Front and back. There's a lot of folds around neckline.
Front and back with straightened body. Less folds on the front but more on back.
Side view and with arms extended.
Folds of fabric on shoulder.
The neckline is a bit too high and needs to be lowered. I wonder if this is the cause of the folds.
Ikebukuro, September 2007 - photo by Marianne
“…because when they leave you’ll have nothing.”
I don’t believe that. I’ve chosen to give all my heart and trust completely, and let someone becomes the sun that my life revolves around. And what if it turned out that he was unfaithful? What if he fell out of love? What if he decided to leave? What if? What if? Oh so many of them, why should I waste my time thinking of all the bad possibilities? But if it happened, then I’ll be broken-hearted just like everybody else.

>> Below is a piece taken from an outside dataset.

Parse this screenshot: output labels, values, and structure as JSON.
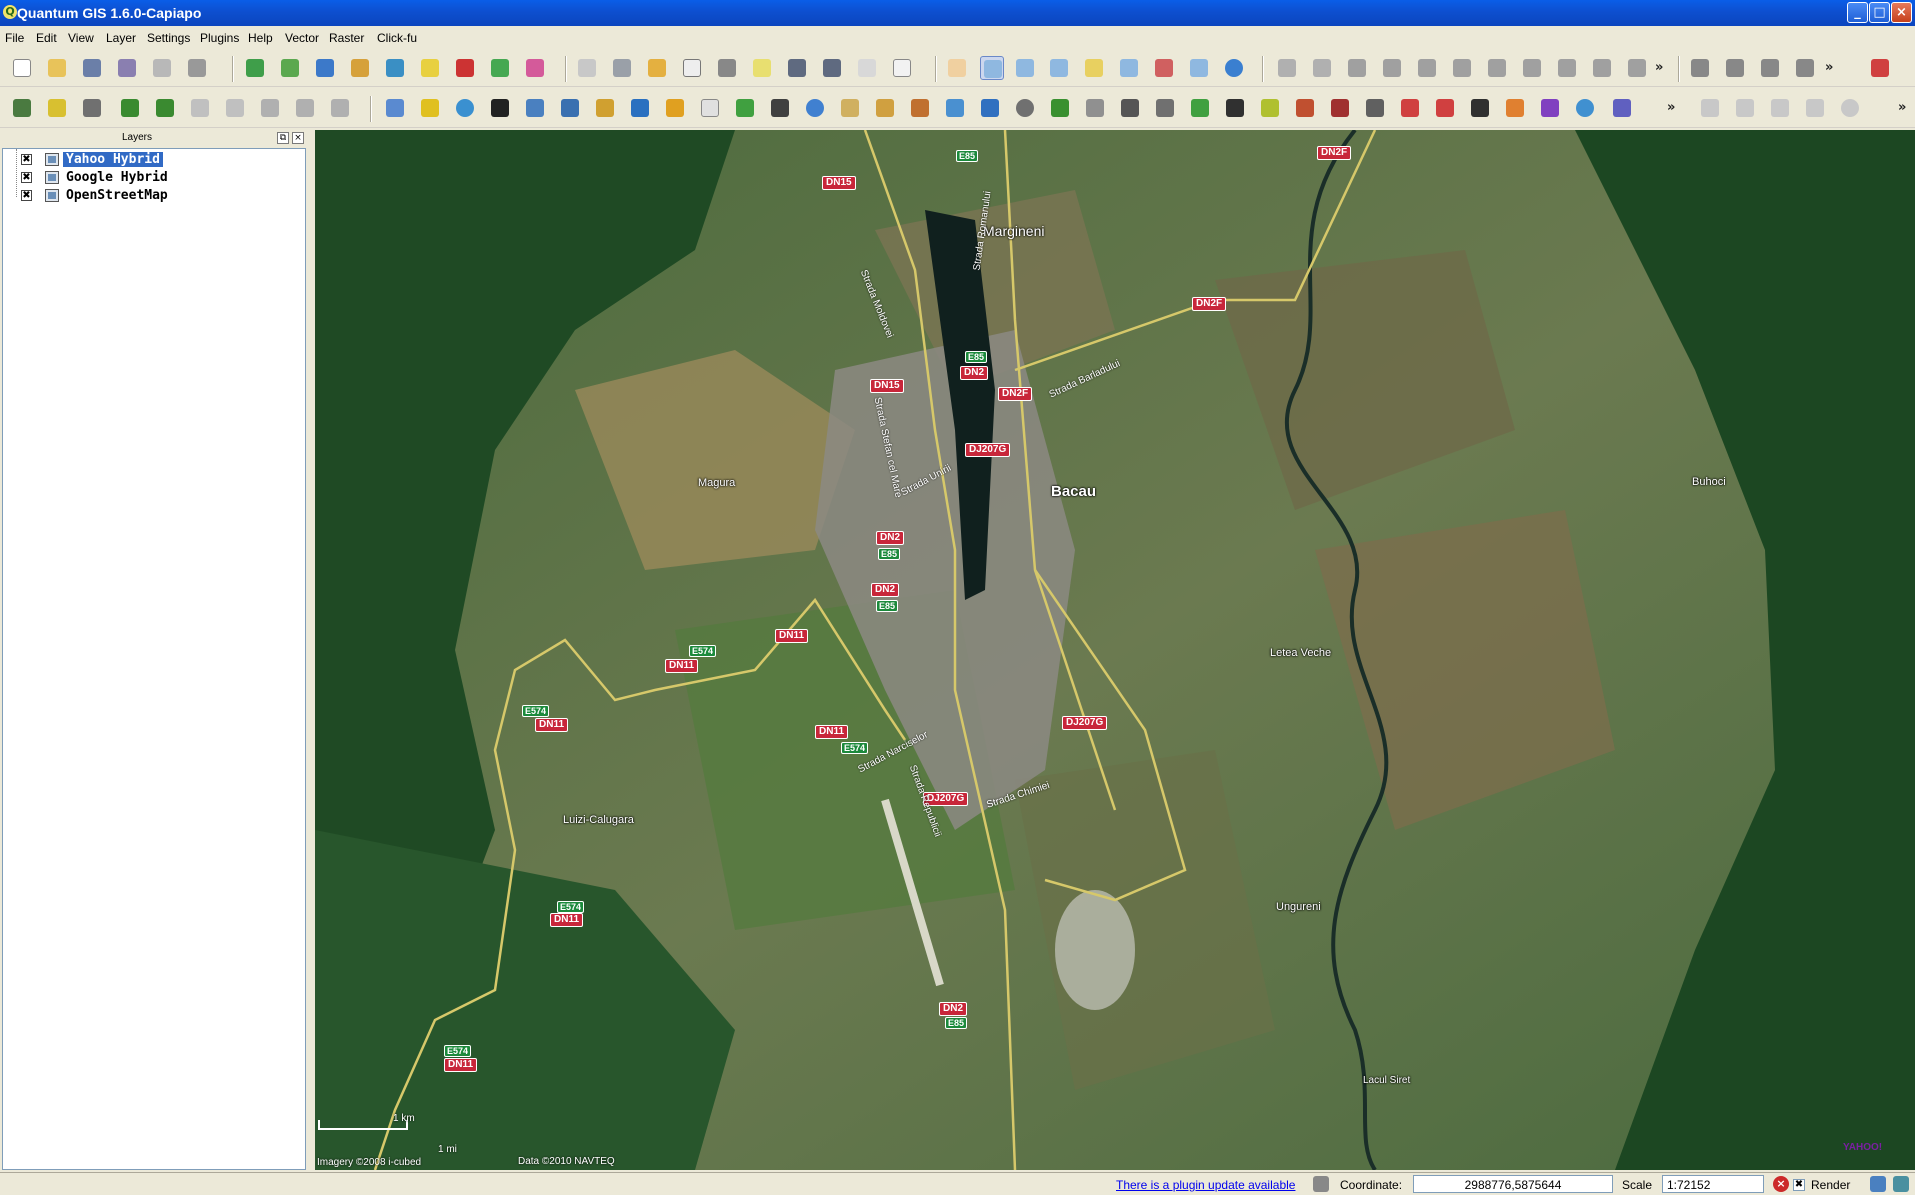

I’ve been there. I know how it was like to feel as if I had nothing. On the other hand, I also know how it felt to be the cause of the pain. Human heart can’t be trusted, even our own heart can be deceitful to us. Whether I give him all my heart or not, I will still be broken-hearted if he left. It doesn’t matter. Holding back my trust and love won’t make the pain any less if anything happened.
So I let myself fall completely in love. Because being in love makes my life beautiful. Nobody knows anything about tomorrow, but today I know that I will love you until the day I die. So cheesy but oh so true.
Here’s another cheesy thing that I wrote some time ago, and I still believe in it. “It should be this simple. No fancy words and pretty metaphors. I look at you and you look at me and we don’t have to talk if we don’t want to. You don’t want me to change and I don’t want you to change either because we’ll change together anyway. We won’t have to care about those games that people play though so many books have been written about them. I just want to curl up in your arms and feel comfortable because I know you will be feeling the same. And when sometimes I think that nothing could be this simple, I will remember that it should be just this simple. And so on and it goes on forever.”
Today is three years since our wedding day, and I’m still head over heels in love for you. Three wonderful years since we started our journey together as a a family. This is my everything, and I want nothing else.